Perhaps this is one of the most difficult challenges I have. When I begin with renewed energy to be more consistent at writing, I often do well for the first few days, sometimes for the first few weeks, but then it’s challenging to keep up motivation, especially when I struggle to come up with ideas.
One thing I have noticed over the last few years is that when I am creating things, in my case, writing apps for iPhone or doing backend/frontend work on a web app, I have lots of things I can write about. Yet, I don’t capture these ideas as they come to mind. I don’t make notes. I typically deal with the problems I am facing and then move on.
So here is the first thing I will be doing.
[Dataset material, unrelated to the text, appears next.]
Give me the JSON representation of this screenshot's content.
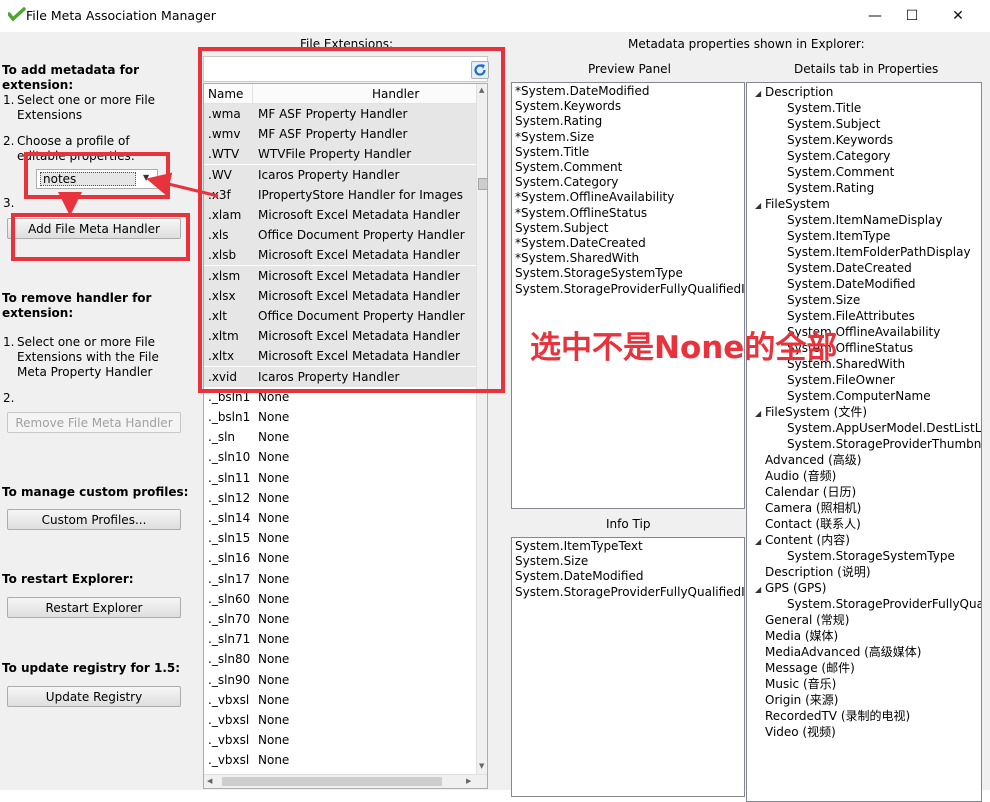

I will begin making notes as I work, gradually recording bits of information at a time and storing them for when I need an idea to write about something.
Creating Every Day
To get those ideas, I need to be creating every day. Although I could get ideas when reading and watching other people’s work, the actual meaningful ideas come to me through my own creation and problem-solving. There’s a big difference between watching someone solve a problem or reading about how to solve a problem than there is figuring out how to solve a problem. You learn so much more doing it the latter way, and you have so much more to offer.
Over the last year, I have become more familiar with Tiago Forte’s work which he calls “Building a Second Brain”. For a long time, I have used technology to make notes, record meeting minutes, and save ideas, but none of it is in order of any useful benefit other than someone asking me if something was ever discussed somewhere. What strikes me about the second brain idea is that you can use it as a personal repository for storing ideas. A note on the front of the book says, “a proven method to organise your digital life and unlock your creative potential”. I haven’t finished reading the book yet, but from what I have read and seen of Tiago’s work over the last year, it is well worth purchasing.
Ideas are not things that will come to you in a time of need. They typically won’t come when you sit down to start typing on the keyboard. Ideas need to be found, written down, thought about, written about more, and then when needed, you can be ready to write what you learn.
The most significant part is consistently recording my ideas and making notes about what I do each day and interact with.
Find a Time Each Day to Write
One thing that helps me in other areas of my life is consistency. I’m not the type who can fit in something because there’s a gap in my schedule. I tend to work better when I schedule something beforehand and typically when I am consistent with the timing of it.
For me, I think the best time would be early morning to write when the family are still asleep and there are no distractions from phone calls and other goings on in the world.
One challenge of early mornings is waking up tired. Waking up earlier requires getting to bed at a good time. Getting to bed at a good time requires I change what I normally do in the evening and try to break that habit.
One thing I have found helpful is a Mac and iPhone app called Streaks. I added a few things to track daily, such as working on my personal projects, writing 1,000 words, studying, walking, etc. Some of those are tracked automatically, but others, like journalling and writing, require that I log them. I’m on day 11 of a writing streak which is good for me. Today was one of those days where I would skip it, but I decided I wanted to keep the streak going. I aim to reach New Year’s Eve, having written 6,000 words per week.
Choosing What to Write About
In the first 11 days of my 11-day streak, I have just written with little planning beforehand. I have spent more time than previous attempts at coming up with ideas but haven’t put much organisation beyond that. What I plan to do after another week or so of writing is to start putting a writing plan together. I want to write with more purpose, such as creating an eBook on SwiftUI and iOS app development. When I plan that out, I will have an actual goal to work towards. Writing 1,000 words per day will be the vehicle that helps me reach my goals.